At least 107 people were killed in bomb and gun attacks in Iraq yesterday, a day after 20 died in explosions, in a coordinated surge of violence against mostly Shiite Muslim targets.
The bloodshed, which coincided with an intensifying of the conflict in Syria, demonstrated the deficiencies of the Iraqi security forces, which failed to prevent insurgents from striking in multiple locations across the country.
As well as the scores of deaths, at least 268 people were wounded by bombings and shootings in Shiite areas of Baghdad, the Shiite town of Taji to the north, the northern cities of Kirkuk and Mosul and many other places, hospital and police sources said, making it one of Iraq’s bloodiest days in weeks.
No group has claimed responsibility for the wave of assaults, but a senior Iraqi security official blamed the local wing of al-Qaeda, made up of Sunni Muslim militants bitterly hostile to the Shiite-led government, which is friendly with Iran.
“Recent attacks are a clear message that al-Qaeda in Iraq is determined to spark a bloody sectarian war,” the official said, asking not to be named.
“With what’s going on in Syria, these attacks should be taken seriously as a potential threat to our country. Al-Qaeda is trying to push Iraq to the verge of Shiite-Sunni war,” he said. “They want things to be as bad as in Syria.”
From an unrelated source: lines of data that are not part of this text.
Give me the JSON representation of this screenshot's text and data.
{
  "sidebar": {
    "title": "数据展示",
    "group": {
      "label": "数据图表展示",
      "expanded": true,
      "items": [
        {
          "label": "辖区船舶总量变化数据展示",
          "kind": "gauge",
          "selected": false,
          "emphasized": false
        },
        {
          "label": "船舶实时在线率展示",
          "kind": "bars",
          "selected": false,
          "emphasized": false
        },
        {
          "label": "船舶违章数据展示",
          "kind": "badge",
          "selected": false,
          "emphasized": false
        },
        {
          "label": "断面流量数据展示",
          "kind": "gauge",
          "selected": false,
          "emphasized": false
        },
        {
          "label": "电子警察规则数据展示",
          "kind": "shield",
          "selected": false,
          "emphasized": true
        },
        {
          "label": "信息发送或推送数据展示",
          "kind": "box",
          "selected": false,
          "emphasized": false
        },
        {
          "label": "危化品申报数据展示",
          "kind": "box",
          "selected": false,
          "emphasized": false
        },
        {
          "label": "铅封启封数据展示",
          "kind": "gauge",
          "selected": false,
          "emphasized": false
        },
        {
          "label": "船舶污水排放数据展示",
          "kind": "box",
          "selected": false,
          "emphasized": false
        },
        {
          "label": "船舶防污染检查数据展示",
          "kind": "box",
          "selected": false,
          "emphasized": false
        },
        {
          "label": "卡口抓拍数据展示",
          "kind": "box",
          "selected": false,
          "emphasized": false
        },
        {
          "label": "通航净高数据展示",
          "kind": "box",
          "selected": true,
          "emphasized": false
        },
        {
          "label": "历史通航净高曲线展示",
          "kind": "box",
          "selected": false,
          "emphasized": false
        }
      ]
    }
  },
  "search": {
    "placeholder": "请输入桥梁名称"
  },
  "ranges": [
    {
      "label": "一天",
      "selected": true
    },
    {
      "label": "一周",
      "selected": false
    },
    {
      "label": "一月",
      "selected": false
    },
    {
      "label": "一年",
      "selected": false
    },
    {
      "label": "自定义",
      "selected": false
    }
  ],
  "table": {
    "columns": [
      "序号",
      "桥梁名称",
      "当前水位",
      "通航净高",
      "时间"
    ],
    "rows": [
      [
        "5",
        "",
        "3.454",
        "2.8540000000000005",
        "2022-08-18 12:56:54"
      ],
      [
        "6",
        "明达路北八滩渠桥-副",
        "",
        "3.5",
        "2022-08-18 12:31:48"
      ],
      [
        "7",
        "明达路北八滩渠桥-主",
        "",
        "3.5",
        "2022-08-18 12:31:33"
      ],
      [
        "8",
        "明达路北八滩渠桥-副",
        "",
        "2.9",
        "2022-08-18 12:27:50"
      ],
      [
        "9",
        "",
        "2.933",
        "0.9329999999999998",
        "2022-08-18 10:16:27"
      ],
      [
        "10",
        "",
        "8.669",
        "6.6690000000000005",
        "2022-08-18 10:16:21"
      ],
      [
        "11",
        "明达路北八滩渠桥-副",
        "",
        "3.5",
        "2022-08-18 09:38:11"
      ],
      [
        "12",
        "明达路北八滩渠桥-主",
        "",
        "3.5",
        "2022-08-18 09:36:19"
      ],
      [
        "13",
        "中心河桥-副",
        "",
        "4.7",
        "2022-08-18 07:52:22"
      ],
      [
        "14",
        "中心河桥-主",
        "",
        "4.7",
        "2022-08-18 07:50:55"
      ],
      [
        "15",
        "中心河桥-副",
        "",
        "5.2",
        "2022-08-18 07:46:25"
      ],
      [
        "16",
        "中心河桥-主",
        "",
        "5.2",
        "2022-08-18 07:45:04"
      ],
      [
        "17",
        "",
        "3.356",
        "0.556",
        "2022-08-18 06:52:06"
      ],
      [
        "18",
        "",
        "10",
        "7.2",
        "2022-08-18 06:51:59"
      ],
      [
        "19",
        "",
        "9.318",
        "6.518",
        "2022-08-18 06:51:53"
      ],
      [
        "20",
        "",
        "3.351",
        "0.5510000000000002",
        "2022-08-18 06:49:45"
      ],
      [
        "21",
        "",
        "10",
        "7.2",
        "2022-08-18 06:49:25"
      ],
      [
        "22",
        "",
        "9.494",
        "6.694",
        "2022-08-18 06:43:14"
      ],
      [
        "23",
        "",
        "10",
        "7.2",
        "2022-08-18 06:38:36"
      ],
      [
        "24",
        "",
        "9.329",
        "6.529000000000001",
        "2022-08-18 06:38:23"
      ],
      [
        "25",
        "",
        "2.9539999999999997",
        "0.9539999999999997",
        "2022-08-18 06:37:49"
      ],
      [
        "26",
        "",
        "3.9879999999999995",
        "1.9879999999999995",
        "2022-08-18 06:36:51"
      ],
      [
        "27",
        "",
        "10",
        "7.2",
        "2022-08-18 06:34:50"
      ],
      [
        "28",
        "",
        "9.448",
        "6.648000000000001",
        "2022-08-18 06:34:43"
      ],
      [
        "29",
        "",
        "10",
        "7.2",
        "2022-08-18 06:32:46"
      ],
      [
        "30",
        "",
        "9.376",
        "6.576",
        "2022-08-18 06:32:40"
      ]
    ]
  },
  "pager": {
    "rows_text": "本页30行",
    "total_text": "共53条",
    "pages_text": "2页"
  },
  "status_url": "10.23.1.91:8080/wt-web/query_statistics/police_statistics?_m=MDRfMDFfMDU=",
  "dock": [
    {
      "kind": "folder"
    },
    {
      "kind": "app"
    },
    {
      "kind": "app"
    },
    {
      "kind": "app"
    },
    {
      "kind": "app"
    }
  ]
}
The last two days of attacks shattered a two-week lull in violence in the run-up to the Muslim holy fasting month of Ramadan, which started in Iraq on Saturday.
Sectarian slaughter peaked in 2006 and 2007, but deadly attacks have persisted, while political tensions among Iraq’s Shiite, Sunni and Kurdish factions have increased since US troops completed their withdrawal in December last year.
“I ask the government if security forces are capable of keeping control,” a man named Ahmed Salim shouted angrily at the scene of a car bomb in Kirkuk.
“With all these bloody bombs and innocent people killed, the government should reconsider its security plans,” he said.